For more information on IRS requirements for articles of incorporation, including sample provisions, see IRS Publication 557, Tax-Exempt Status for Your Organization (available on the IRS website). You can also refer to How to Form a Nonprofit Corporation, by Anthony Mancuso (Nolo) for guidance on drafting articles that satisfy both state and IRS rules for 501(c)(3) nonprofits. Be sure to include both the state and federal tax-exempt required language in the articles you create.
4. Prepare bylaws for your Indiana nonprofit corporation.
You'll need to prepare bylaws that comply with Indiana law and contain the rules and procedures your corporation will follow for holding meetings, electing officers and directors, and taking care of other corporate formalities required in Indiana. Your bylaws do not need to be filed with the Indiana Secretary of State -- they are your internal operating manual.
For more information, see Nolo's article Nonprofit Formation Documents: Articles of Incorporation, Bylaws, and Organizational Minutes or, for help creating your bylaws, see Nolo's book How to Form a Nonprofit Corporation, by Anthony Mancuso (Nolo).
5. Hold a meeting of your board of directors.

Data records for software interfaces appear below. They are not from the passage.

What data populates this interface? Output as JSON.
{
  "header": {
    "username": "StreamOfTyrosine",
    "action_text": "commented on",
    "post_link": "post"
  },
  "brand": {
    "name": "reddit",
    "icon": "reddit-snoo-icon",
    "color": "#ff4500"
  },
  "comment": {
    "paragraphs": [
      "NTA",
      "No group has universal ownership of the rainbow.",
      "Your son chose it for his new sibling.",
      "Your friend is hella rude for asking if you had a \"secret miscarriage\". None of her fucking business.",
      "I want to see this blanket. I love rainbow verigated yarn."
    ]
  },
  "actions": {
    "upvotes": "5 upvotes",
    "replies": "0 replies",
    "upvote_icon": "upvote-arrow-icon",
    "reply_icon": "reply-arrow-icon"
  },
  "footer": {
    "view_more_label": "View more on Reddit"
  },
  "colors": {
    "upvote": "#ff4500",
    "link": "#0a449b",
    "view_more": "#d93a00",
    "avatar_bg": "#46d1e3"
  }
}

Your first board meeting is usually referred to as the organizational meeting of the board. The board should take such actions as:
- approving the bylaws
- appointing officers
- setting an accounting period and tax year, and
- approving initial transactions of the corporation, such as the opening of a corporate bank account.
After the meeting is completed, minutes of the meeting should be created.
6. Set up a corporate records binder.
You should set up a corporate records binder for your nonprofit to hold important documents such as articles of incorporation, bylaws, and minutes of meetings. For more information, as well as minutes forms, consent forms, and other resolutions, see Nonprofit Meetings, Minutes & Records, by Anthony Mancuso (Nolo).
Otain Your Federal and State Tax Exemptions
Now that you have created your nonprofit corporation, you can obtain your federal and Indiana state tax exemptions. Here are the three steps you must take to obtain your tax-exempt status:
1. File your Form 1023 federal tax exemption application.
To obtain federal tax-exempt status, you need to complete and file IRS Form 1023 with the IRS. This long and detailed form asks for lots of information about your organization, including its history, finances, organizational structure, governance policies, operations, activities, and more. You can obtain a copy of the Form 1023 and instructions from the IRS website. For help completing the form, including line-by-line instructions, see How to Form a Nonprofit Corporation, by Anthony Mancuso (Nolo).
2. Obtain your Indiana state tax exemptions.
Once you have your federal tax exemption, you can obtain your Indiana state tax exemptions by providing the Indiana Department of Revenue with a copy of the IRS Federal Determination letter showing your exemption from federal tax. Nonprofits who want a sales tax exemption must file a Nonprofit Application for Sales Tax Exemption (Form NP-20A) with the Indiana Department of Revenue (Form NP-20A) and then annually thereafter a Nonprofit Organization’s Annual Report (Form NP-20). Check the Indiana Department of Revenue website for more information on exemptions from income, property, sales, and other state taxes for Indiana 501(c)(3) nonprofits.
3. Other state reporting and registration requirements.
Indiana does not require nonprofits to register with the state before soliciting contributions from state residents. You may have to register your nonprofit in other states before you engage in any out-of-state solicitations.